Then it was on to six man action, with the Embassy team of Claudio Castagnoli, Jimmy Rave and Joey Ryan facing Colt Cabana, Erick Stevens and Brent Albright. This was a highly entertaining encounter, which began with a wild brawl before settling down into a nice little match, with all six men doing their part to make this what it was, and while there wasn’t a real standout performance it didn’t really matter. The bad guys came out on top here, as Castagnoli got the pin on Stevens after kicking him south of the border while the referee was trying to usher Ryan out of the ring.

The main event saw Chris Hero, replacing the injured Tyler Black, challenging Jerry Lynn for the ROH World title. Black has hardly missed in this one as champion and challenger put on a great exhibition of wrestling, nearly thirty minutes of back and forth hard hitting top notch action, with plenty of near falls and two outstanding performances. Lynn continued to look outstanding in his ROH matches, continuing to defy age and his critics, fighting back the challenge of Hero, who came so close to winning the title on so many occasions. But in the end the win went with Lynn, who finally managed to take Hero down with his trademark cradle pile driver.

DVD extras come in the form of the usual ROH news wire, and a bonus match, pitting Ernie Osiris against Grizzly Redwood.

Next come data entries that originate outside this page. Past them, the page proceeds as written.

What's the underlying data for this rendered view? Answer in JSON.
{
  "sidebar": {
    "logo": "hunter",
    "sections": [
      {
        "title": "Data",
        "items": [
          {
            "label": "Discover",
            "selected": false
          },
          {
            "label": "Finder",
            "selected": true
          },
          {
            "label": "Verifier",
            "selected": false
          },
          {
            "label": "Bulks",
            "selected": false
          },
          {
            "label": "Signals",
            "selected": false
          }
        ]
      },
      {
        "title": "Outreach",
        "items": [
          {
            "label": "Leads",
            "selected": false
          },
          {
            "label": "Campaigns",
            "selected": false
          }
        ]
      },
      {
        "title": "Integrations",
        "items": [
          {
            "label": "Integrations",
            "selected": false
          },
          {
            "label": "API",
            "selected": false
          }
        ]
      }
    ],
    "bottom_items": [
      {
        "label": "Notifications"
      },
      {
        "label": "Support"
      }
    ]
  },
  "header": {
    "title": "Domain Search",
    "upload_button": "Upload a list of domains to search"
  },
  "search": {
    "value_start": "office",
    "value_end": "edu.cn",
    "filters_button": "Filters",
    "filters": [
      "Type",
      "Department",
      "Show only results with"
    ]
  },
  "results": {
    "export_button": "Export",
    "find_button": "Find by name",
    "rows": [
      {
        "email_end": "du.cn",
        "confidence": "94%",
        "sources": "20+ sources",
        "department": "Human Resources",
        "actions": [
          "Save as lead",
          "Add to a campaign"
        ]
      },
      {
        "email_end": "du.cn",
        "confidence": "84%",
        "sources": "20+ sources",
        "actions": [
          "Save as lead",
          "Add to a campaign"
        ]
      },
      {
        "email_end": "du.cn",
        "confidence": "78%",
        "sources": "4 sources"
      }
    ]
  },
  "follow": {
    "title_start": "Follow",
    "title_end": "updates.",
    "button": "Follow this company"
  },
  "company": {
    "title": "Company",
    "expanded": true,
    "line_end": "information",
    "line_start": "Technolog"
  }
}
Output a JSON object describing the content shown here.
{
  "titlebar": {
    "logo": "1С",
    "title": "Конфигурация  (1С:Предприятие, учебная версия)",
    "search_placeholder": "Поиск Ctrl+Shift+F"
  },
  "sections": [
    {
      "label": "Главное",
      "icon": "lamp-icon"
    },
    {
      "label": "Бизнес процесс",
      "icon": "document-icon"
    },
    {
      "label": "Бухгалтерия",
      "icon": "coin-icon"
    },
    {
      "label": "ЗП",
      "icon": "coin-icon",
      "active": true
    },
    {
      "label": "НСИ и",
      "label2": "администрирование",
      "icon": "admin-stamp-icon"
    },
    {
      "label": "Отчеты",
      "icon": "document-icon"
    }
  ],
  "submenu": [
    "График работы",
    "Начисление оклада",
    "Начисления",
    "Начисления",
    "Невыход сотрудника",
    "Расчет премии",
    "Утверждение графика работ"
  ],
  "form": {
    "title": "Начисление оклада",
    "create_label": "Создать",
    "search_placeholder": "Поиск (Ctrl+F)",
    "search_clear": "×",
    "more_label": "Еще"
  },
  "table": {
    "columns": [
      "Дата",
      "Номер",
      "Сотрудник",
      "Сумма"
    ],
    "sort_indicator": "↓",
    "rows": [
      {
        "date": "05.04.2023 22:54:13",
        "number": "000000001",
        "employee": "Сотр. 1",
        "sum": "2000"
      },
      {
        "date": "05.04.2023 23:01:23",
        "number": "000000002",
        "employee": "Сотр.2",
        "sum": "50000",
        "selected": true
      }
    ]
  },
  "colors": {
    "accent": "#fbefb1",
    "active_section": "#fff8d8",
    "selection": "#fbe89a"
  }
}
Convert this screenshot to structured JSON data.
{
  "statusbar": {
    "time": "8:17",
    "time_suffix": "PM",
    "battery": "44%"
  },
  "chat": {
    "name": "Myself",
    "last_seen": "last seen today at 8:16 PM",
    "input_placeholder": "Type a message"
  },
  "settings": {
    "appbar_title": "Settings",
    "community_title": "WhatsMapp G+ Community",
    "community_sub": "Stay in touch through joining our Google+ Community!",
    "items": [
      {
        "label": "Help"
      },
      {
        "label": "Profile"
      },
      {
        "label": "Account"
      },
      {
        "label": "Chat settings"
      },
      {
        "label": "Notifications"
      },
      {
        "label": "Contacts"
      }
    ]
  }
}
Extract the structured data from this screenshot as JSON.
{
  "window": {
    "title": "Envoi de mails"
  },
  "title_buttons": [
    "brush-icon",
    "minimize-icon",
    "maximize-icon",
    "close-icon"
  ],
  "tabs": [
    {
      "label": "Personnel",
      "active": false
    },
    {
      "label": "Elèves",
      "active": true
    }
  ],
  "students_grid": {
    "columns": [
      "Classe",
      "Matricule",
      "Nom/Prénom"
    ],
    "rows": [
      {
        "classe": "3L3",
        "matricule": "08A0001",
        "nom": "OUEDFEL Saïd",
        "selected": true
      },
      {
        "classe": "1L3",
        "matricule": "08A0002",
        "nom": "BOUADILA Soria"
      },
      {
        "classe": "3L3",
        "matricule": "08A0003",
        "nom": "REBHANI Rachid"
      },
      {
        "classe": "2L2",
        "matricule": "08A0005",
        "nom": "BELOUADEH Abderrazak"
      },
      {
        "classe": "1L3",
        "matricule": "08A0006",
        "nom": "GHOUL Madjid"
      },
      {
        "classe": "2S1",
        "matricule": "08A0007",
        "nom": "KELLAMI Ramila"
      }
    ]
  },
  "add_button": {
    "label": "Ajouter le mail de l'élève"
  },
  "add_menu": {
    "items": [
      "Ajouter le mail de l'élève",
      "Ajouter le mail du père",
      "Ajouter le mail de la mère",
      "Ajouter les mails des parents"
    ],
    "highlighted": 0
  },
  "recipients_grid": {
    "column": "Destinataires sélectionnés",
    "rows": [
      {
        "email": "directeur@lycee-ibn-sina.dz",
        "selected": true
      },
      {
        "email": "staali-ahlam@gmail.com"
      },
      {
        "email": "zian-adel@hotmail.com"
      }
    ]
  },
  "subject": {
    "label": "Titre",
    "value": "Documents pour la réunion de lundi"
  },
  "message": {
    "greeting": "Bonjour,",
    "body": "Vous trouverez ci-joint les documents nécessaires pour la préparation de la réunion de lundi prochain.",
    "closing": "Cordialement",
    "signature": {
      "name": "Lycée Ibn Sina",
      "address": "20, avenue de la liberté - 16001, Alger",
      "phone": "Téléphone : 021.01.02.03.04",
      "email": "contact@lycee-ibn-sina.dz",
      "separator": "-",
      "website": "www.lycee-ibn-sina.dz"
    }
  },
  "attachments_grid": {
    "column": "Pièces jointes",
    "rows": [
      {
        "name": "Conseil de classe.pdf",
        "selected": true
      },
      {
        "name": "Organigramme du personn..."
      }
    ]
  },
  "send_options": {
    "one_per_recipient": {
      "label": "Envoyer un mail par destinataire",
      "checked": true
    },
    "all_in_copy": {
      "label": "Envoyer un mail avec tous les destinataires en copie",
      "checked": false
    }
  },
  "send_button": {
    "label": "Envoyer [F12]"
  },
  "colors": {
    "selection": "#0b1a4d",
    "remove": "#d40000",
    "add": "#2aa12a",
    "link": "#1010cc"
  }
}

In conclusion – once again, if you take out Necro Butcher’s match, you’ve got a good release here. Never Say Die is a very good show, with a good undercard topped off nicely by the outstanding Lynn/Hero encounter. So, again, I’m able to heartily recommend a Ring of Honor release, as long as you skip through Necro Butcher’s match that is.

With thanks to the powers that be at Ring of Honor for supplying a copy of this release.